People’s moods are hugely important, because they can lead to other health disorders if they remain persistently low. A persistent low mood is likely to have negative consequences in the long-term, so it is important to think about how it can be addressed.
Being aware of what has caused a low mood may be useful in managing it, and might lead someone to make changes in lifestyle that will improve the way they feel in the long-term.
It will come as no surprise that there are many reasons for low mood. Sometimes it might be a consequence of major life events, whilst in other cases it might be caused by incidents that could be perceived as minor – but that still have significant mood-altering consequences for the individual.
Various causes of low mood have been cited by experts. In children and adolescents, low mood might come as a result of poor family support, maladjustment to school, inability to cope in social situations, or low levels of physical activity. In adults, studies have attributed low mood to events including the death of loved ones, romantic break-ups, social isolation, failure to reach specified goals, marital status and living situation, and general stress.
Whilst these are far-reaching causes that might have a wider impact on other areas of life, there can be more specific causes for low mood too. These could include anything from vitamin D deficiency to the side effects of hormonal contraception, dealing with cancer, having unexplained medical symptoms, or having an illness such as inflammatory bowel disease.

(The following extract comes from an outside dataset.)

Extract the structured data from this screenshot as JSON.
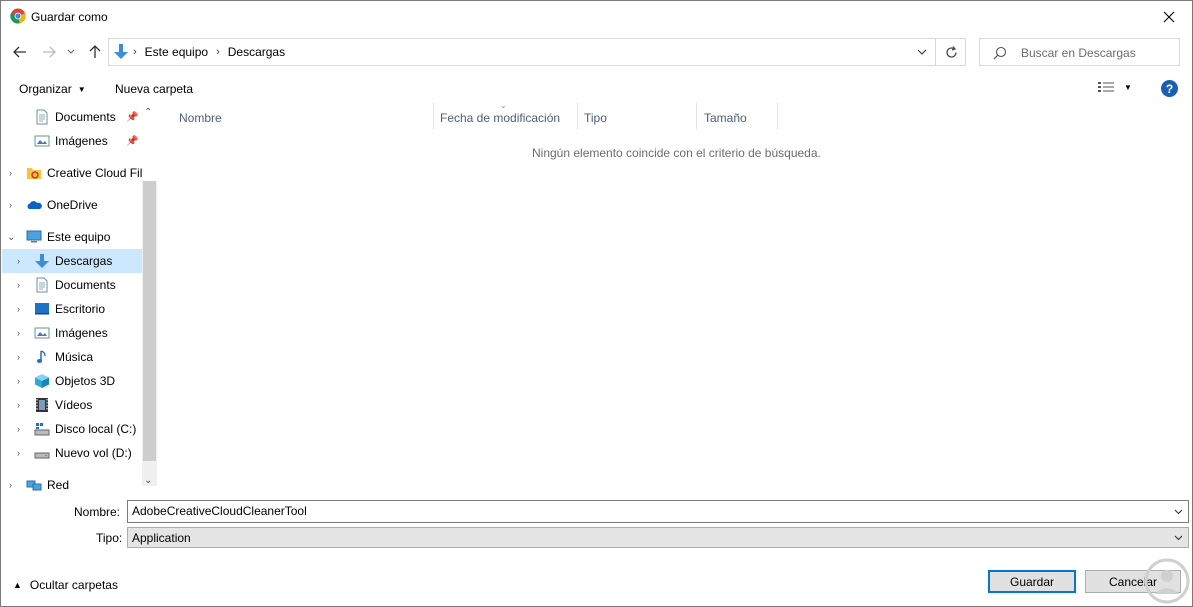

Good mood tone can be classed as one where no strong emotional events are occurring, and will usually be characterised by feelings of calm, positivity, happiness, acceptance and very little sense of anxiety or tension. Someone experiencing a good mood may feel more motivated to go outside, more energised to see friends, and more positive generally about the future.

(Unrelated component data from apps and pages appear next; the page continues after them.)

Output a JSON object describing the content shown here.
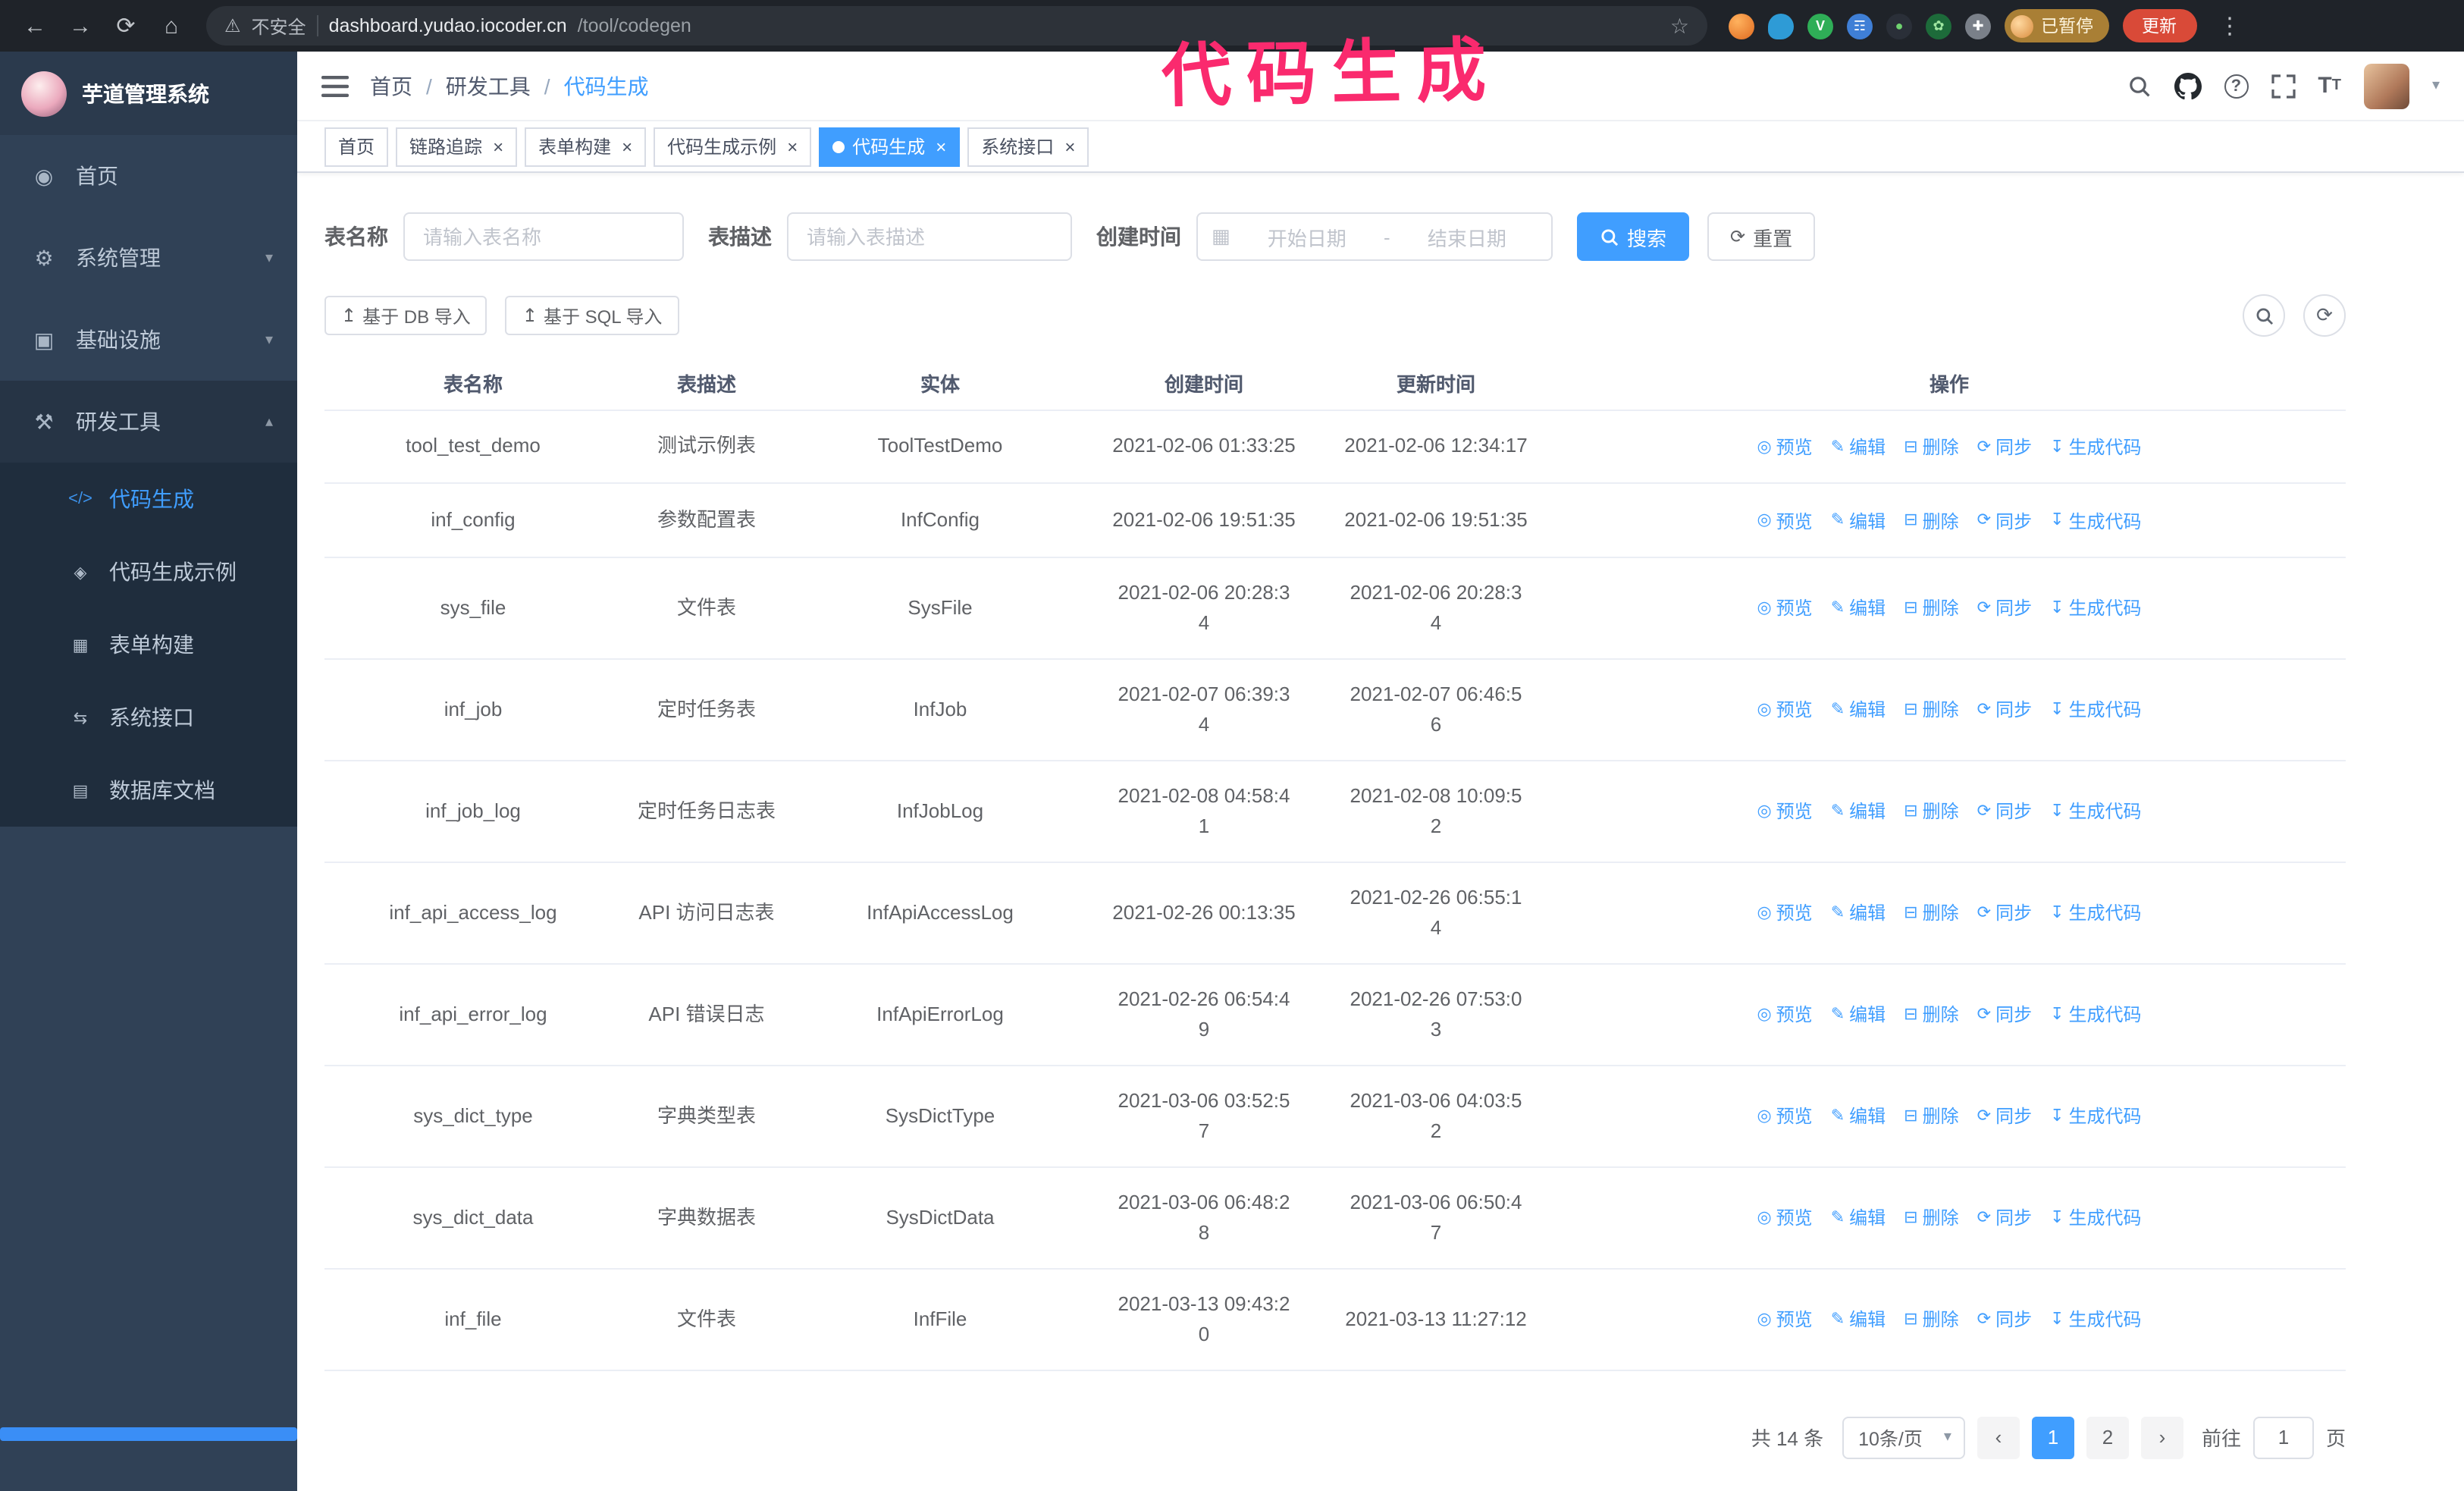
{
  "browser": {
    "security_label": "不安全",
    "url_host": "dashboard.yudao.iocoder.cn",
    "url_path": "/tool/codegen",
    "paused_badge": "已暂停",
    "update_label": "更新"
  },
  "annotation": {
    "text": "代码生成"
  },
  "sidebar": {
    "logo_title": "芋道管理系统",
    "menu": [
      {
        "key": "home",
        "label": "首页",
        "icon": "home-icon",
        "arrow": "",
        "open": false
      },
      {
        "key": "system",
        "label": "系统管理",
        "icon": "gear-icon",
        "arrow": "down",
        "open": false
      },
      {
        "key": "infrastructure",
        "label": "基础设施",
        "icon": "monitor-icon",
        "arrow": "down",
        "open": false
      },
      {
        "key": "devtools",
        "label": "研发工具",
        "icon": "tools-icon",
        "arrow": "up",
        "open": true
      }
    ],
    "submenu": [
      {
        "key": "codegen",
        "label": "代码生成",
        "icon": "code-icon",
        "active": true
      },
      {
        "key": "codegen-demo",
        "label": "代码生成示例",
        "icon": "badge-icon",
        "active": false
      },
      {
        "key": "form-builder",
        "label": "表单构建",
        "icon": "form-icon",
        "active": false
      },
      {
        "key": "api",
        "label": "系统接口",
        "icon": "api-icon",
        "active": false
      },
      {
        "key": "db-doc",
        "label": "数据库文档",
        "icon": "database-icon",
        "active": false
      }
    ]
  },
  "header": {
    "breadcrumb": [
      {
        "label": "首页",
        "current": false
      },
      {
        "label": "研发工具",
        "current": false
      },
      {
        "label": "代码生成",
        "current": true
      }
    ]
  },
  "tabs": [
    {
      "key": "home",
      "label": "首页",
      "closable": false,
      "active": false
    },
    {
      "key": "tracer",
      "label": "链路追踪",
      "closable": true,
      "active": false
    },
    {
      "key": "form-builder",
      "label": "表单构建",
      "closable": true,
      "active": false
    },
    {
      "key": "codegen-demo",
      "label": "代码生成示例",
      "closable": true,
      "active": false
    },
    {
      "key": "codegen",
      "label": "代码生成",
      "closable": true,
      "active": true
    },
    {
      "key": "api",
      "label": "系统接口",
      "closable": true,
      "active": false
    }
  ],
  "filters": {
    "name_label": "表名称",
    "name_placeholder": "请输入表名称",
    "desc_label": "表描述",
    "desc_placeholder": "请输入表描述",
    "time_label": "创建时间",
    "start_placeholder": "开始日期",
    "range_separator": "-",
    "end_placeholder": "结束日期",
    "search_label": "搜索",
    "reset_label": "重置"
  },
  "toolbar": {
    "import_db_label": "基于 DB 导入",
    "import_sql_label": "基于 SQL 导入"
  },
  "table": {
    "columns": [
      "表名称",
      "表描述",
      "实体",
      "创建时间",
      "更新时间",
      "操作"
    ],
    "actions": [
      {
        "key": "preview",
        "label": "预览",
        "icon": "eye-icon"
      },
      {
        "key": "edit",
        "label": "编辑",
        "icon": "edit-icon"
      },
      {
        "key": "delete",
        "label": "删除",
        "icon": "delete-icon"
      },
      {
        "key": "sync",
        "label": "同步",
        "icon": "sync-icon"
      },
      {
        "key": "generate",
        "label": "生成代码",
        "icon": "generate-code-icon"
      }
    ],
    "rows": [
      {
        "name": "tool_test_demo",
        "description": "测试示例表",
        "entity": "ToolTestDemo",
        "create_time": "2021-02-06 01:33:25",
        "update_time": "2021-02-06 12:34:17"
      },
      {
        "name": "inf_config",
        "description": "参数配置表",
        "entity": "InfConfig",
        "create_time": "2021-02-06 19:51:35",
        "update_time": "2021-02-06 19:51:35"
      },
      {
        "name": "sys_file",
        "description": "文件表",
        "entity": "SysFile",
        "create_time": "2021-02-06 20:28:3\n4",
        "update_time": "2021-02-06 20:28:3\n4"
      },
      {
        "name": "inf_job",
        "description": "定时任务表",
        "entity": "InfJob",
        "create_time": "2021-02-07 06:39:3\n4",
        "update_time": "2021-02-07 06:46:5\n6"
      },
      {
        "name": "inf_job_log",
        "description": "定时任务日志表",
        "entity": "InfJobLog",
        "create_time": "2021-02-08 04:58:4\n1",
        "update_time": "2021-02-08 10:09:5\n2"
      },
      {
        "name": "inf_api_access_log",
        "description": "API 访问日志表",
        "entity": "InfApiAccessLog",
        "create_time": "2021-02-26 00:13:35",
        "update_time": "2021-02-26 06:55:1\n4"
      },
      {
        "name": "inf_api_error_log",
        "description": "API 错误日志",
        "entity": "InfApiErrorLog",
        "create_time": "2021-02-26 06:54:4\n9",
        "update_time": "2021-02-26 07:53:0\n3"
      },
      {
        "name": "sys_dict_type",
        "description": "字典类型表",
        "entity": "SysDictType",
        "create_time": "2021-03-06 03:52:5\n7",
        "update_time": "2021-03-06 04:03:5\n2"
      },
      {
        "name": "sys_dict_data",
        "description": "字典数据表",
        "entity": "SysDictData",
        "create_time": "2021-03-06 06:48:2\n8",
        "update_time": "2021-03-06 06:50:4\n7"
      },
      {
        "name": "inf_file",
        "description": "文件表",
        "entity": "InfFile",
        "create_time": "2021-03-13 09:43:2\n0",
        "update_time": "2021-03-13 11:27:12"
      }
    ]
  },
  "pagination": {
    "total_text": "共 14 条",
    "page_size_text": "10条/页",
    "pages": [
      "1",
      "2"
    ],
    "active_page": "1",
    "goto_label": "前往",
    "goto_value": "1",
    "goto_unit": "页"
  },
  "colors": {
    "accent": "#409eff",
    "sidebar_bg": "#304156",
    "sidebar_submenu_bg": "#1f2d3d",
    "annotation_pink": "#fa2a6e",
    "update_button_red": "#d94a38",
    "paused_badge_amber": "#a97f35"
  }
}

There are various things to look out for if you suspect someone may be struggling to keep a balanced mood.
Difficulties with balancing mood can affect anyone, at any age. Children, adolescents, working age adults and older people might all find themselves suffering from low mood, for various reasons. As noted above, though, people may be more likely to experience low mood at certain stages of life.
Mood is dependent on many factors, including the context and circumstances of individuals, and isn’t a diagnosable condition, meaning there isn’t a set medical way to approach treating it. There are, however, various things that individuals can do themselves to keep their mood balanced.

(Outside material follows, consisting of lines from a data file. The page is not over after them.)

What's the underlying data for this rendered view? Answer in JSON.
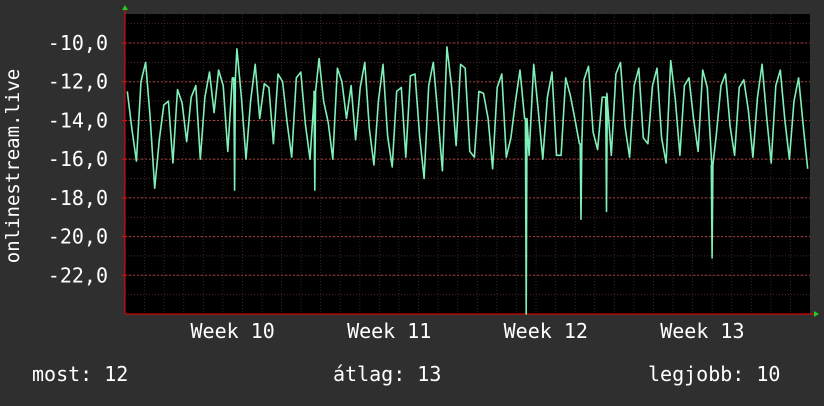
{
  "chart_data": {
    "type": "line",
    "ylabel": "onlinestream.live",
    "ylim": [
      -24.0,
      -8.5
    ],
    "yticks": [
      -10.0,
      -12.0,
      -14.0,
      -16.0,
      -18.0,
      -20.0,
      -22.0
    ],
    "ytick_labels": [
      "-10,0",
      "-12,0",
      "-14,0",
      "-16,0",
      "-18,0",
      "-20,0",
      "-22,0"
    ],
    "xlim": [
      0,
      35
    ],
    "xticks": [
      {
        "label": "Week 10",
        "x": 5.5
      },
      {
        "label": "Week 11",
        "x": 13.5
      },
      {
        "label": "Week 12",
        "x": 21.5
      },
      {
        "label": "Week 13",
        "x": 29.5
      }
    ],
    "grid": true,
    "background_color": "#000000",
    "line_color": "#7ff0b8",
    "grid_color": "#6a3a3a",
    "axis_color": "#ff0000",
    "arrow_color": "#22cc22",
    "spikes": [
      {
        "day": 5.6,
        "value": -17.6
      },
      {
        "day": 9.7,
        "value": -17.6
      },
      {
        "day": 20.5,
        "value": -24.0
      },
      {
        "day": 23.3,
        "value": -19.1
      },
      {
        "day": 24.6,
        "value": -18.7
      },
      {
        "day": 30.0,
        "value": -21.1
      }
    ],
    "series": [
      {
        "values": [
          -12.5,
          -14.4,
          -16.1,
          -12.0,
          -11.0,
          -13.8,
          -17.5,
          -15.0,
          -13.2,
          -13.0,
          -16.2,
          -12.4,
          -13.1,
          -15.1,
          -12.8,
          -12.2,
          -16.0,
          -12.8,
          -11.5,
          -13.6,
          -11.4,
          -12.2,
          -15.6,
          -11.8,
          -10.3,
          -12.8,
          -16.0,
          -13.0,
          -11.1,
          -13.9,
          -12.1,
          -12.3,
          -15.2,
          -11.6,
          -12.0,
          -14.1,
          -15.9,
          -11.8,
          -11.5,
          -14.2,
          -16.0,
          -12.5,
          -10.8,
          -13.0,
          -14.1,
          -16.0,
          -11.3,
          -12.0,
          -13.9,
          -12.2,
          -15.0,
          -12.3,
          -11.0,
          -14.4,
          -16.3,
          -13.0,
          -11.1,
          -14.8,
          -16.4,
          -12.5,
          -12.3,
          -15.9,
          -11.7,
          -11.6,
          -14.8,
          -17.0,
          -12.2,
          -11.0,
          -13.7,
          -16.6,
          -10.2,
          -12.2,
          -15.3,
          -11.1,
          -11.3,
          -15.6,
          -15.9,
          -12.5,
          -12.6,
          -13.9,
          -16.5,
          -12.3,
          -11.6,
          -15.9,
          -14.9,
          -13.0,
          -11.4,
          -13.9,
          -15.8,
          -11.1,
          -13.5,
          -16.0,
          -12.8,
          -11.5,
          -15.8,
          -15.8,
          -11.8,
          -12.7,
          -13.9,
          -15.2,
          -11.9,
          -11.2,
          -14.6,
          -15.5,
          -12.8,
          -12.6,
          -15.8,
          -11.6,
          -11.0,
          -14.3,
          -15.9,
          -12.2,
          -11.3,
          -14.9,
          -15.2,
          -12.2,
          -11.3,
          -14.9,
          -16.2,
          -10.9,
          -12.9,
          -15.8,
          -12.2,
          -11.8,
          -13.9,
          -15.6,
          -11.4,
          -12.3,
          -16.3,
          -14.7,
          -12.2,
          -11.6,
          -14.3,
          -15.8,
          -12.3,
          -11.9,
          -13.5,
          -15.9,
          -12.8,
          -11.1,
          -13.8,
          -16.2,
          -12.2,
          -11.4,
          -14.0,
          -16.0,
          -13.0,
          -11.8,
          -14.2,
          -16.5
        ]
      }
    ]
  },
  "stats": {
    "current": "most: 12",
    "average": "átlag: 13",
    "best": "legjobb: 10"
  }
}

It is important to note that low mood is not a medical diagnosis. However, people who have tried various methods to elevate their moods themselves and haven’t found any effective remedy might consider seeking help from a professional to improve their state of mind. Professional support could include, but is not limited to:
Current research into mood tone focuses on the effects of low mood on individuals in certain specific contexts: those with certain medical conditions or who have suffered trauma in the past, for example. There is currently little research into low mood amongst the general population. Studies tend to focus on how individuals mitigate the effects of their low moods, and how lifestyle changes can be implemented in order to positively affect mental health, rather than focusing on a medical approach.
Research has focused on how individuals self-medicate, including through alcohol, and how marital and living situations can influence low mood. Amongst children, environmental contexts and physical activity have been considered, as well as diagnoses of illnesses including cancer. Studies have also looked into whether there is an easier way to diagnose patients with low mood, as it is something that is not often diagnosed in primary care settings.